[Entries from a dataset of interfaces]
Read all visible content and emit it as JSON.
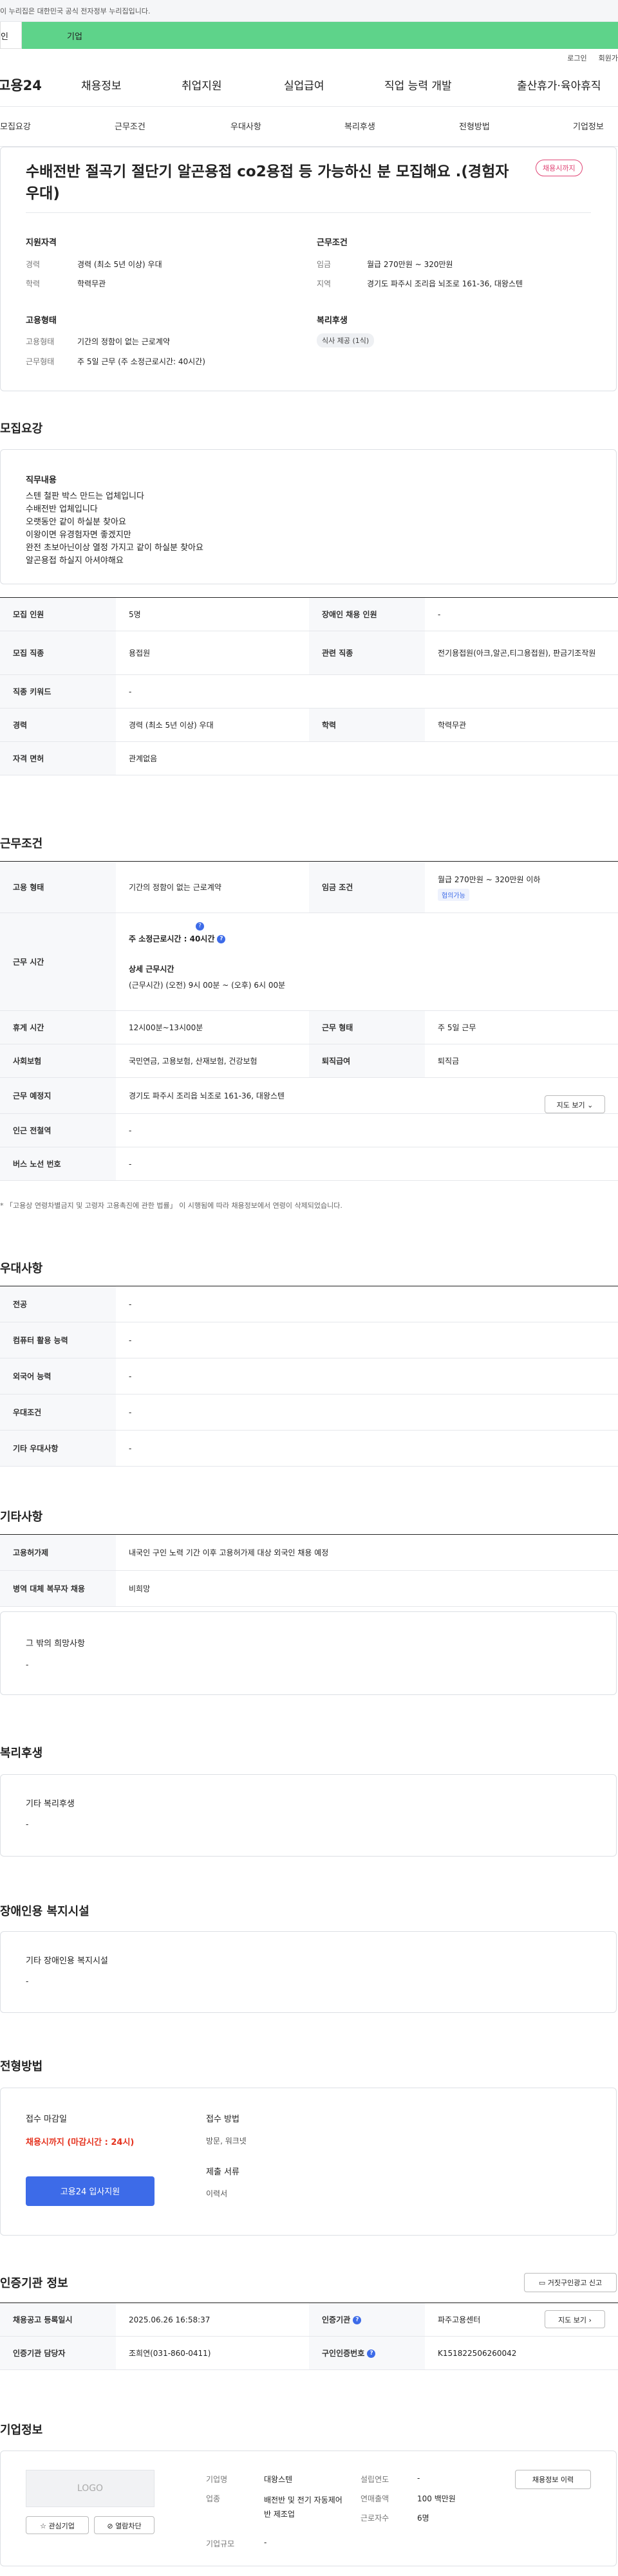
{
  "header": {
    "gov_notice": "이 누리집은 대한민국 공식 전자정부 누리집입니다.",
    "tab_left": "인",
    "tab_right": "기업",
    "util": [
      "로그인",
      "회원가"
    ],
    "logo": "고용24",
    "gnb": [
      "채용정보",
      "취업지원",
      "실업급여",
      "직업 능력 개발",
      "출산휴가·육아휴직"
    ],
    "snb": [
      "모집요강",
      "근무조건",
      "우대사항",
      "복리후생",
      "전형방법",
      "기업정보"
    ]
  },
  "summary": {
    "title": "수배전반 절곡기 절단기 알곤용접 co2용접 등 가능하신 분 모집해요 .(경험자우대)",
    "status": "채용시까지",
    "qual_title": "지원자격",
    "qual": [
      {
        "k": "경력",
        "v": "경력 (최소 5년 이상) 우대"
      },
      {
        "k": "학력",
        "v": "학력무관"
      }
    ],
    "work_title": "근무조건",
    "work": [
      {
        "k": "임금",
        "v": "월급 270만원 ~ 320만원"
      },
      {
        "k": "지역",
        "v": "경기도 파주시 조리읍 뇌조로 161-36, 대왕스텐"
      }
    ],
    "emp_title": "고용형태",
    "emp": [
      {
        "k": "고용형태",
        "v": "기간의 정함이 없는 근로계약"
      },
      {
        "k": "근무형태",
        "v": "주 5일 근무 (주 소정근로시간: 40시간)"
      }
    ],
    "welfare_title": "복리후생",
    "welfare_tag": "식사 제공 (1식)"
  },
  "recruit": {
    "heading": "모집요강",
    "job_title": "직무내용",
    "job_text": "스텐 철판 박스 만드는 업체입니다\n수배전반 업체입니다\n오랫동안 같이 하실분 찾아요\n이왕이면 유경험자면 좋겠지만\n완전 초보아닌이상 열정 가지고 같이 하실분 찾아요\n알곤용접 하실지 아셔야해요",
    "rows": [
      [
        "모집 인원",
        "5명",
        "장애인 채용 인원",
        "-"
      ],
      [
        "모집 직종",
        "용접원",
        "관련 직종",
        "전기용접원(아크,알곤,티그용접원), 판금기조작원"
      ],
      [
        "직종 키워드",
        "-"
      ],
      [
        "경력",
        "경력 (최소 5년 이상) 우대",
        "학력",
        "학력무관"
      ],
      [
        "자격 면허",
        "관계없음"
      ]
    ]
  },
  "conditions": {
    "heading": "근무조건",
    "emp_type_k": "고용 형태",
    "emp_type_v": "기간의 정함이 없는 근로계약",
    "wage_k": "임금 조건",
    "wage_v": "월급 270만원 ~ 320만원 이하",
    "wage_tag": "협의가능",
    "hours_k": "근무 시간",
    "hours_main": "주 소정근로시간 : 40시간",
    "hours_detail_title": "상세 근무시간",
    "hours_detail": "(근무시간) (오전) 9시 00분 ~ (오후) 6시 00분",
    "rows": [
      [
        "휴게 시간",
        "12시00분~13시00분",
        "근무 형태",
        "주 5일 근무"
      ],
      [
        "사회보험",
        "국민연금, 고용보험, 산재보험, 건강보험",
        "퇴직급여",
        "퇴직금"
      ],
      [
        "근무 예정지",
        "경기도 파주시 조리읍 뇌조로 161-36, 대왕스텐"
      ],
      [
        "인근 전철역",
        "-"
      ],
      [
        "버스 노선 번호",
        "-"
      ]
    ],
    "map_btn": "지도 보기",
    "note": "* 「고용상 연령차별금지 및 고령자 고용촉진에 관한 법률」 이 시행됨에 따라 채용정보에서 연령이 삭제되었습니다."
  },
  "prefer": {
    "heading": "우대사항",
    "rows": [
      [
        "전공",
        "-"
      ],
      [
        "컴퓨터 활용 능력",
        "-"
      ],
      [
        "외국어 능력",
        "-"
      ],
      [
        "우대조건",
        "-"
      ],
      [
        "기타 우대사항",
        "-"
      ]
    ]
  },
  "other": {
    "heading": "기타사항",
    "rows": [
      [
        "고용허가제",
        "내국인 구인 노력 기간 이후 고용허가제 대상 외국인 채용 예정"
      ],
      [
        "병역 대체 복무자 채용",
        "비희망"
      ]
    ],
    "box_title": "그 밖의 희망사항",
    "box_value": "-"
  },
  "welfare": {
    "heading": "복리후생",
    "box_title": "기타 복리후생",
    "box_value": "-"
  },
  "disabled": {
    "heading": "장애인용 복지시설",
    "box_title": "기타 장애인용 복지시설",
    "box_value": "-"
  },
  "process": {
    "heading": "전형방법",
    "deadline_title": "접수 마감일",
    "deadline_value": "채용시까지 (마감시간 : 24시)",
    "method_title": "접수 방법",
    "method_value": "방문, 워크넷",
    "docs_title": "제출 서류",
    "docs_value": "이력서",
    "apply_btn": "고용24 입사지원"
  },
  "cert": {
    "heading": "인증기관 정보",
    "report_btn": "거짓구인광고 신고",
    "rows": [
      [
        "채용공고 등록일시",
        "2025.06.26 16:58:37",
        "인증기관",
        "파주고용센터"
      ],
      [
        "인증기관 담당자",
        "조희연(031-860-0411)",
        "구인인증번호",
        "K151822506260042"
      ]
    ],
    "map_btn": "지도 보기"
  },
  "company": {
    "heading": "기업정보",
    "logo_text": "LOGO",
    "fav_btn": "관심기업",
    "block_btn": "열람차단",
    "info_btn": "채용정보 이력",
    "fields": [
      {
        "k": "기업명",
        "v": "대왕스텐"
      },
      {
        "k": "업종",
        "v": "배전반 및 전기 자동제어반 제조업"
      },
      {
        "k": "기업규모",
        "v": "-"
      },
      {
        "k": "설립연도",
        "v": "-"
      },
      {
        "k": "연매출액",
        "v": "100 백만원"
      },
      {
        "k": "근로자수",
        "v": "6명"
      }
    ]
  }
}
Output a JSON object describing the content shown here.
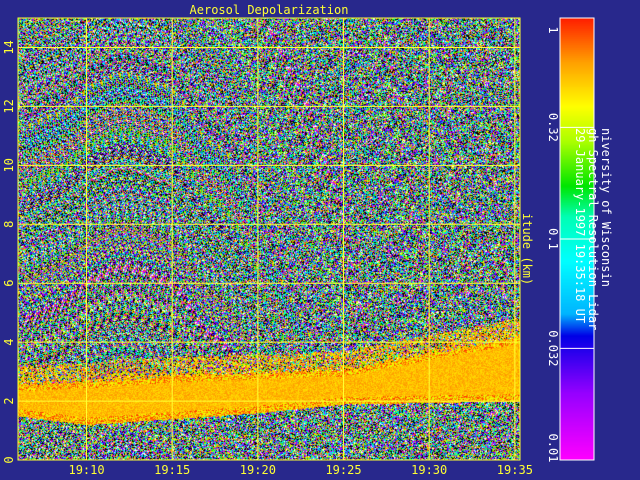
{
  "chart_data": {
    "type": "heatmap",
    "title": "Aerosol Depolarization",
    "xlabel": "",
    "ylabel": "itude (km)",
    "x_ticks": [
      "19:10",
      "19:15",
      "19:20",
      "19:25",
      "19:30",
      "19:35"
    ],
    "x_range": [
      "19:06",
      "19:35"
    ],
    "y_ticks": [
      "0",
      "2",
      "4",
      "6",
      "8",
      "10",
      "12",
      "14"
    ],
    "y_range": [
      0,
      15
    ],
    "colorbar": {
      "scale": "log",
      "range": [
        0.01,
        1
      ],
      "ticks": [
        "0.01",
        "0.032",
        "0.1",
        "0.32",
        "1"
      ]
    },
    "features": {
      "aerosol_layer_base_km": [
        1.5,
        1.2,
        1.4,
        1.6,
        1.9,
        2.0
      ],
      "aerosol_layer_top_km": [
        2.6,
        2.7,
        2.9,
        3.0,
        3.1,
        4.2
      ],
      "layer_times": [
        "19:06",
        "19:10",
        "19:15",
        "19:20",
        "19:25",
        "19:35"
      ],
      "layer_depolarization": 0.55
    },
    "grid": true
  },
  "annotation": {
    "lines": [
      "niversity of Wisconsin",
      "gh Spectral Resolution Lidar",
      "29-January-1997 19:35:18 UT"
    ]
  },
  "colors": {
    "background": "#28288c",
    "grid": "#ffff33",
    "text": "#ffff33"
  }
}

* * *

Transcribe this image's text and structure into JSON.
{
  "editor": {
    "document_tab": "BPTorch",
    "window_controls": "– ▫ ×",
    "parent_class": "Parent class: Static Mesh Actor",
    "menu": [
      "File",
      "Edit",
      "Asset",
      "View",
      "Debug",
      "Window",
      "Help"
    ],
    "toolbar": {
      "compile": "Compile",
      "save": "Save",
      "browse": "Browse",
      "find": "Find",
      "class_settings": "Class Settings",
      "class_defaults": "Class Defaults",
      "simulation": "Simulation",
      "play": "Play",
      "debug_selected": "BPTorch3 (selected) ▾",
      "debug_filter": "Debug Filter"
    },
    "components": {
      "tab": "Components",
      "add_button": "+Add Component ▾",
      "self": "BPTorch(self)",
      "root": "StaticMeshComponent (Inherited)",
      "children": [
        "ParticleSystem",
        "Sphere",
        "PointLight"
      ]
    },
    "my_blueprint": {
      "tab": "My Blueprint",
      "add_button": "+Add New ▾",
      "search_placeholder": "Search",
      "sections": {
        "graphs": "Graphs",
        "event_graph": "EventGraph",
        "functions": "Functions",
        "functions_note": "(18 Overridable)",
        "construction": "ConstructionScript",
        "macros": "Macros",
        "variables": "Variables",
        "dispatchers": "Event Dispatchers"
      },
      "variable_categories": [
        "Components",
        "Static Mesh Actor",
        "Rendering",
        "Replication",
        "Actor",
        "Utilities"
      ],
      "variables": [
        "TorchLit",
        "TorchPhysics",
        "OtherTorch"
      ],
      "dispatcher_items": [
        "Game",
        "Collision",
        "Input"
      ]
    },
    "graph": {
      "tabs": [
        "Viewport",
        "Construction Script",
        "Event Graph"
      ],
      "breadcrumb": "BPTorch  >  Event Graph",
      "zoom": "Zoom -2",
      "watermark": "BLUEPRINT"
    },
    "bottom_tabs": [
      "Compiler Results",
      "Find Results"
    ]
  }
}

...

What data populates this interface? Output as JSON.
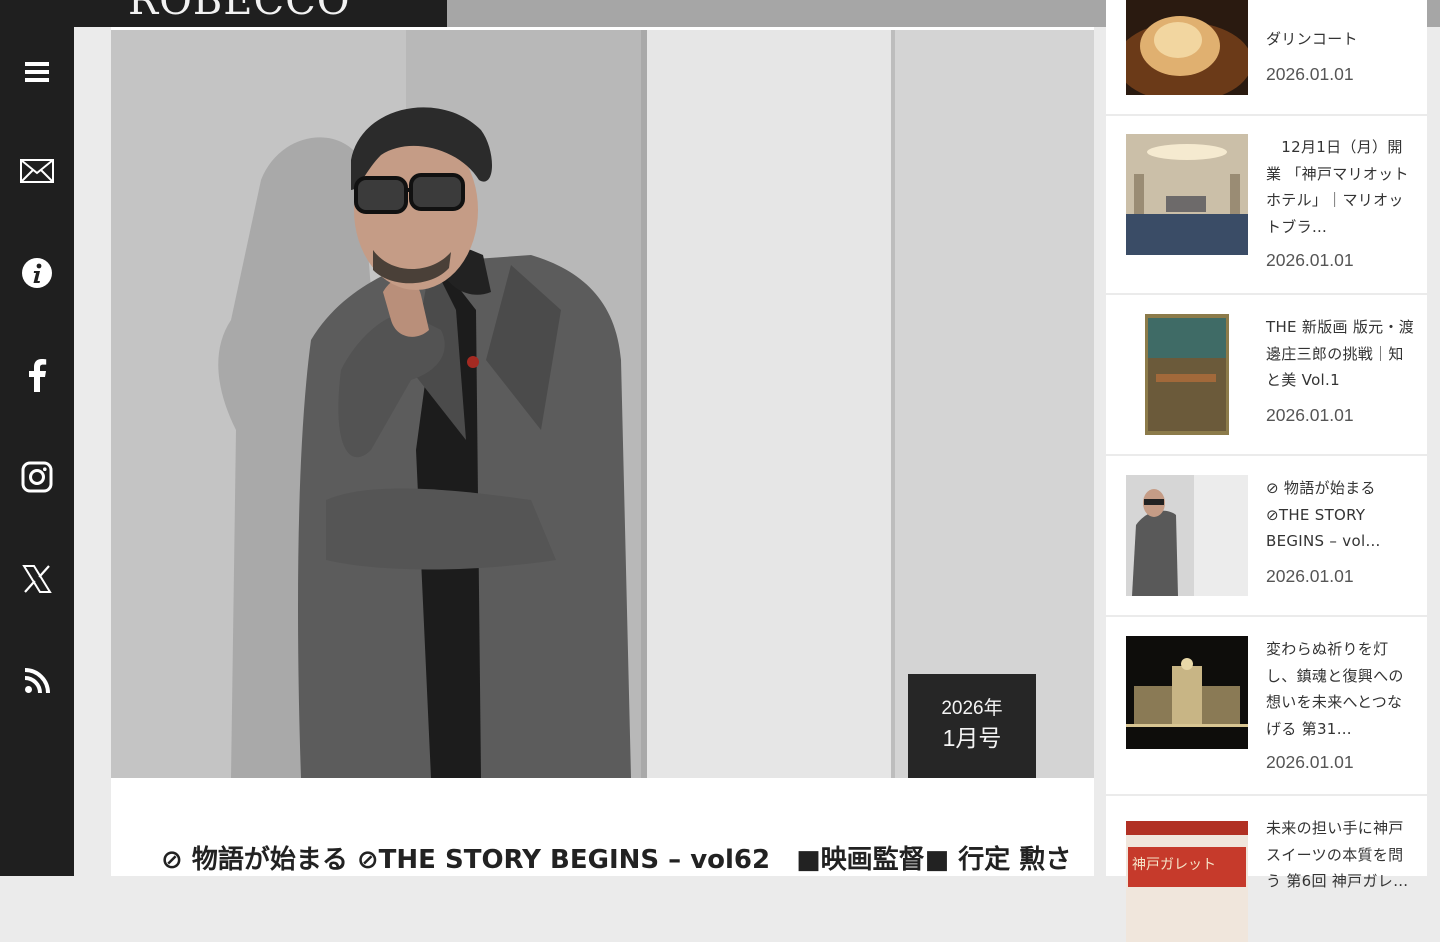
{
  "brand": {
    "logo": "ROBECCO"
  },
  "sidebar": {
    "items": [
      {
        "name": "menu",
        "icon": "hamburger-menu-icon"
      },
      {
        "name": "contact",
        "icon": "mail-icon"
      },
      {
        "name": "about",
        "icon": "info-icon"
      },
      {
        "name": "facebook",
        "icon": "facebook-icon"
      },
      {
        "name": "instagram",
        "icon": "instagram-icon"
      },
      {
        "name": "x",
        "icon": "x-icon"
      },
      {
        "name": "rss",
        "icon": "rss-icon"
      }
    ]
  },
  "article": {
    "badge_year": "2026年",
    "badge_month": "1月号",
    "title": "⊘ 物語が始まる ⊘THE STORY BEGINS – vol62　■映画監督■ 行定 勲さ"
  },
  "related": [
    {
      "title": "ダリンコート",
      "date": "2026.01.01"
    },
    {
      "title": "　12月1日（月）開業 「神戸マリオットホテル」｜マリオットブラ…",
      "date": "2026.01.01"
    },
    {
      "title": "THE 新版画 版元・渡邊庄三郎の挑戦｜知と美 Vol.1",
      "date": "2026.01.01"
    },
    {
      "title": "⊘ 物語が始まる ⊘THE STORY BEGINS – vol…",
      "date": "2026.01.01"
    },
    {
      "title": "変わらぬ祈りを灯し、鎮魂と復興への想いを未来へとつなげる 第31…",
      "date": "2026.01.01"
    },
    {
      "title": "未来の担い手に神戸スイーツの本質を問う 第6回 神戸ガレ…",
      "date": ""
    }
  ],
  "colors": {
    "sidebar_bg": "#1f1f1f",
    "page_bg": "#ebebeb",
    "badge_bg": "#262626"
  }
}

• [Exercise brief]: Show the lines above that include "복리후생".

• [Result below]:
      "복리후생",
    "welfare_title": "복리후생",
    "heading": "복리후생",
    "box_title": "기타 복리후생",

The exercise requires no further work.